Redundancy is often compared to having insurance. However, this comparison is not quite accurate. Insurance limits your downside but doesn’t provide upside (insurance is robust). Redundancy does.
Principle #2: Optionality
Having options leads to anti-fragility by allowing you to pivot to the most favorable outcome in an uncertain future.
New York rent: I live in New York, where rent is atrociously high. Had I been smarter, I would have moved into a rent-controlled apartment. Doing so would make me anti-fragile through optionality.
In a rent-controlled apartment, I have the option to stay for as long as I wish, but no obligation to do so. If I want to move, I easily can. Should rents increase dramatically, I am largely protected. However, should rents collapse, I can easily switch apartments and reduce my monthly expense.
Having this option creates asymmetry. I benefit from lower rents but am not impacted by higher rents. By having options, I don’t need to predict since I am prepared for any outcome in the rental market.
Options inherently have asymmetrical features. 
Principle #3: Post-traumatic growth
Between stimulus and response there is a space. In that space is our power to choose our response. – Victor Frankl
Admittedly, this next principle is somewhat trite, but it is perhaps the most important.
We are all familiar with the concept of post-traumatic stress, but less so with its lesser-known cousin, post-traumatic growth. Post-traumatic growth occurs when negative experiences spur positive change. 
It is not the same as being resilient. Resilience is robust—you survive shocks, but they don’t make you better. Post-traumatic growth is anti-fragile—shocks and stressors improve you.
Life will inevitably throw stressful events at us. How we react to these obstacles is our choice. By choosing to look for the good in the bad and to turn every obstacle into an opportunity, we can build anti-fragility.
This way we no longer need to predict since we are prepared.
 It is interesting that sometimes you need to be right only once to make enough money and secure enough fame for the rest of your life.

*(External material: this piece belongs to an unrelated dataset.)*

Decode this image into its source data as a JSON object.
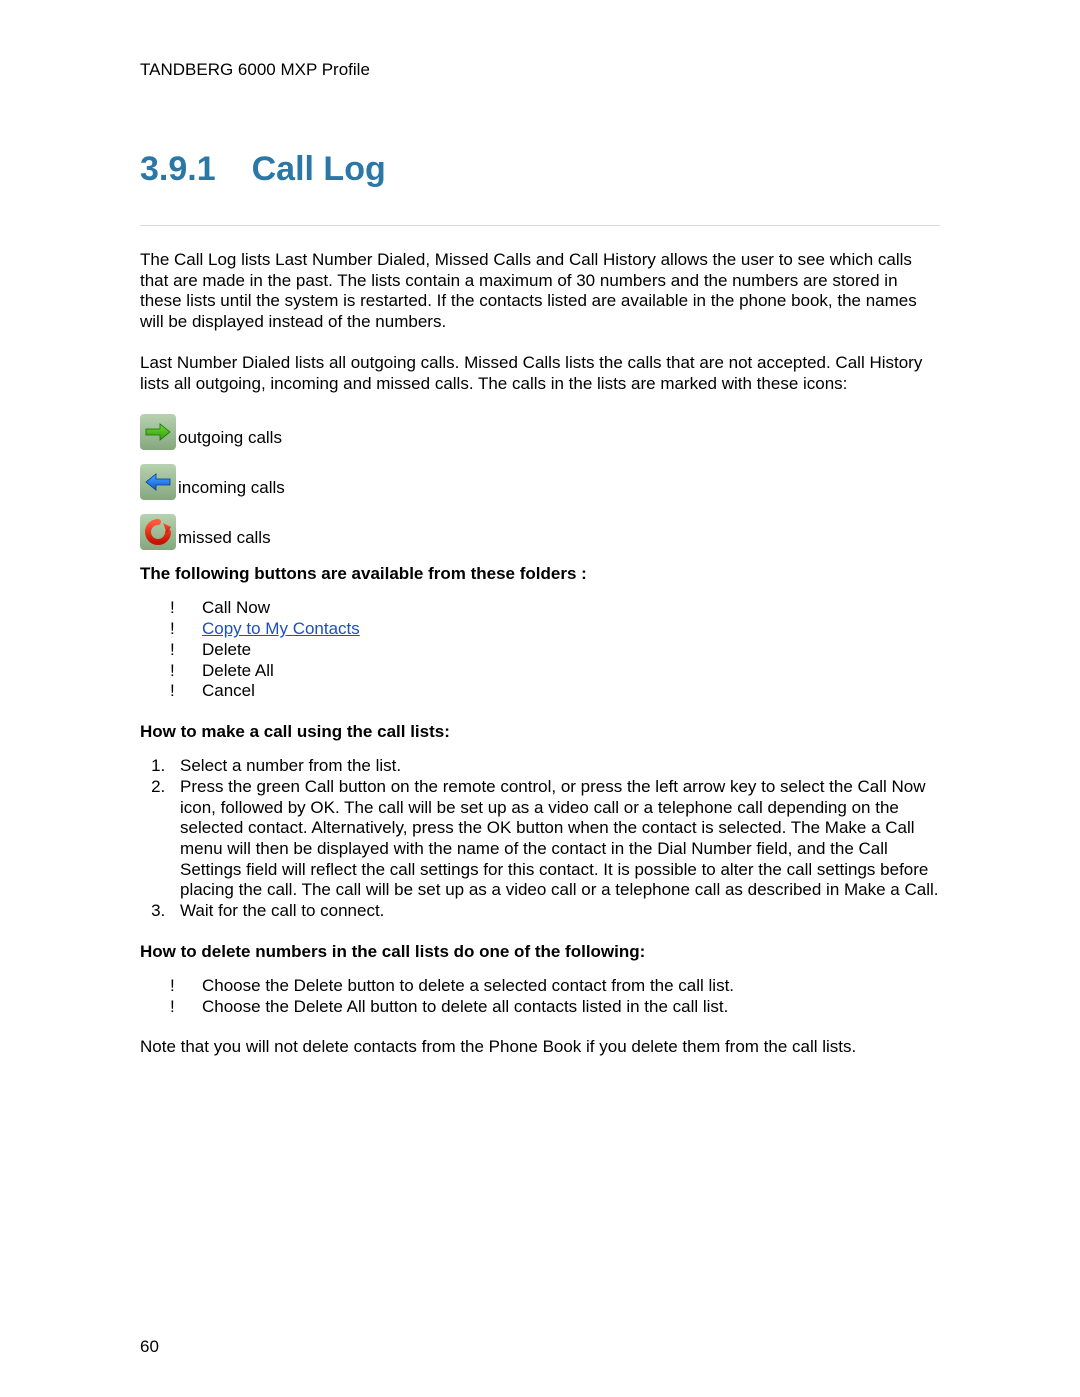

Asymmetrical bets, while unreliable, are worth pursuing.
 Yes, I did steal this example from Big Daddy.
 Sometimes, the status quo can actually make anti-fragile things weaker. For example, a lack of stressors or external shocks to muscles causes them to get weaker through atrophy. Another example is forest fires. A lack of forest fires (external shock) weakens forests through the accumulation of combustible materials. This results in forests being more prone to severe fires and higher probability of total loss.
 Having extra basic supplies (food, water, toiletries, energy, etc.) would have similar effects as having extra cash in many scenarios as well.
 Financial options and contracts have similar characteristics.
I would recommend reading the works of Nassim Taleb, John Kenneth Galbraith and Howard Marks if you are interested in learning more.